REQUIRED ACTION: Below are some records; each one is to be set down again exactly.

EXCERPTED RECORDS:
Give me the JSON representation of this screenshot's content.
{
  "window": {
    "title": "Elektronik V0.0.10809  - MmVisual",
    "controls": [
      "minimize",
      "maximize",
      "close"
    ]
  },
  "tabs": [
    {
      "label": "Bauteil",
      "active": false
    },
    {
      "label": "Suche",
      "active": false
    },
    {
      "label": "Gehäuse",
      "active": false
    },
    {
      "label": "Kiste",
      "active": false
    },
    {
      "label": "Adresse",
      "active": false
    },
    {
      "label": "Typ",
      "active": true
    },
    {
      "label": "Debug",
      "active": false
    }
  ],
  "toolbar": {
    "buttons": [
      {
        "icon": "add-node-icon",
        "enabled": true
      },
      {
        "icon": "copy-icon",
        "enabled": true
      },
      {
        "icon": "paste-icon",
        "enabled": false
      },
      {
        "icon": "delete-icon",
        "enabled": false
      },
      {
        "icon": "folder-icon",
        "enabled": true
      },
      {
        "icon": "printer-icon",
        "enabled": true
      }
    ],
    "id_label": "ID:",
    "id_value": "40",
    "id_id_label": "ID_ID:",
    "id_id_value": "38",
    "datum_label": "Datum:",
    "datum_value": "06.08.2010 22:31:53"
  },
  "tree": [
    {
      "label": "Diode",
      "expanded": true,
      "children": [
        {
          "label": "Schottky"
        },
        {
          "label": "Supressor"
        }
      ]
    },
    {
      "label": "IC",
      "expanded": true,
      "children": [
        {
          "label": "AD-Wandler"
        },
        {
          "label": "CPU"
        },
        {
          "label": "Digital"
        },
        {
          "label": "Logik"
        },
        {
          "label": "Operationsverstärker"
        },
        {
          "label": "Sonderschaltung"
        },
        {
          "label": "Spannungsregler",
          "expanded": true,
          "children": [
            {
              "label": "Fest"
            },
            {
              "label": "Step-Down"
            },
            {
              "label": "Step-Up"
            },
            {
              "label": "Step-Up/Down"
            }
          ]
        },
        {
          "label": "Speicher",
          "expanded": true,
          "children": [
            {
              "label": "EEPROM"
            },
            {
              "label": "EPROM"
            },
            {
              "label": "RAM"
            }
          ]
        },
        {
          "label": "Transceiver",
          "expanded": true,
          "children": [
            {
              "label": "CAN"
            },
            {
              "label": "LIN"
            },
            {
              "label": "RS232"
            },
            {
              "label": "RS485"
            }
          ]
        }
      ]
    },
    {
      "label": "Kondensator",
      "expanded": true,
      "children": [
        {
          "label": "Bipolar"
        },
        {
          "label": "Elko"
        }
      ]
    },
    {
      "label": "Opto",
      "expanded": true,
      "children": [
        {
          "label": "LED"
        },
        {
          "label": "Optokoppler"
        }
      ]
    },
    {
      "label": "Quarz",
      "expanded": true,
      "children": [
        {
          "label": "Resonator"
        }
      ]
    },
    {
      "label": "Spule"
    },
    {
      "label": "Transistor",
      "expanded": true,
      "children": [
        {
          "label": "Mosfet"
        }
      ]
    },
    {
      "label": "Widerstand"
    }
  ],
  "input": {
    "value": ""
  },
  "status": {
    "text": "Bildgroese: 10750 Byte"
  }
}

TASK RESULT:
Give me the JSON representation of this screenshot's content.
{
  "window": {
    "title": "Elektronik V0.0.10809  - MmVisual",
    "controls": [
      "minimize",
      "maximize",
      "close"
    ]
  },
  "tabs": [
    {
      "label": "Bauteil",
      "active": false
    },
    {
      "label": "Suche",
      "active": false
    },
    {
      "label": "Gehäuse",
      "active": false
    },
    {
      "label": "Kiste",
      "active": false
    },
    {
      "label": "Adresse",
      "active": false
    },
    {
      "label": "Typ",
      "active": true
    },
    {
      "label": "Debug",
      "active": false
    }
  ],
  "toolbar": {
    "buttons": [
      {
        "icon": "add-node-icon",
        "enabled": true
      },
      {
        "icon": "copy-icon",
        "enabled": true
      },
      {
        "icon": "paste-icon",
        "enabled": false
      },
      {
        "icon": "delete-icon",
        "enabled": false
      },
      {
        "icon": "folder-icon",
        "enabled": true
      },
      {
        "icon": "printer-icon",
        "enabled": true
      }
    ],
    "id_label": "ID:",
    "id_value": "40",
    "id_id_label": "ID_ID:",
    "id_id_value": "38",
    "datum_label": "Datum:",
    "datum_value": "06.08.2010 22:31:53"
  },
  "tree": [
    {
      "label": "Diode",
      "expanded": true,
      "children": [
        {
          "label": "Schottky"
        },
        {
          "label": "Supressor"
        }
      ]
    },
    {
      "label": "IC",
      "expanded": true,
      "children": [
        {
          "label": "AD-Wandler"
        },
        {
          "label": "CPU"
        },
        {
          "label": "Digital"
        },
        {
          "label": "Logik"
        },
        {
          "label": "Operationsverstärker"
        },
        {
          "label": "Sonderschaltung"
        },
        {
          "label": "Spannungsregler",
          "expanded": true,
          "children": [
            {
              "label": "Fest"
            },
            {
              "label": "Step-Down"
            },
            {
              "label": "Step-Up"
            },
            {
              "label": "Step-Up/Down"
            }
          ]
        },
        {
          "label": "Speicher",
          "expanded": true,
          "children": [
            {
              "label": "EEPROM"
            },
            {
              "label": "EPROM"
            },
            {
              "label": "RAM"
            }
          ]
        },
        {
          "label": "Transceiver",
          "expanded": true,
          "children": [
            {
              "label": "CAN"
            },
            {
              "label": "LIN"
            },
            {
              "label": "RS232"
            },
            {
              "label": "RS485"
            }
          ]
        }
      ]
    },
    {
      "label": "Kondensator",
      "expanded": true,
      "children": [
        {
          "label": "Bipolar"
        },
        {
          "label": "Elko"
        }
      ]
    },
    {
      "label": "Opto",
      "expanded": true,
      "children": [
        {
          "label": "LED"
        },
        {
          "label": "Optokoppler"
        }
      ]
    },
    {
      "label": "Quarz",
      "expanded": true,
      "children": [
        {
          "label": "Resonator"
        }
      ]
    },
    {
      "label": "Spule"
    },
    {
      "label": "Transistor",
      "expanded": true,
      "children": [
        {
          "label": "Mosfet"
        }
      ]
    },
    {
      "label": "Widerstand"
    }
  ],
  "input": {
    "value": ""
  },
  "status": {
    "text": "Bildgroese: 10750 Byte"
  }
}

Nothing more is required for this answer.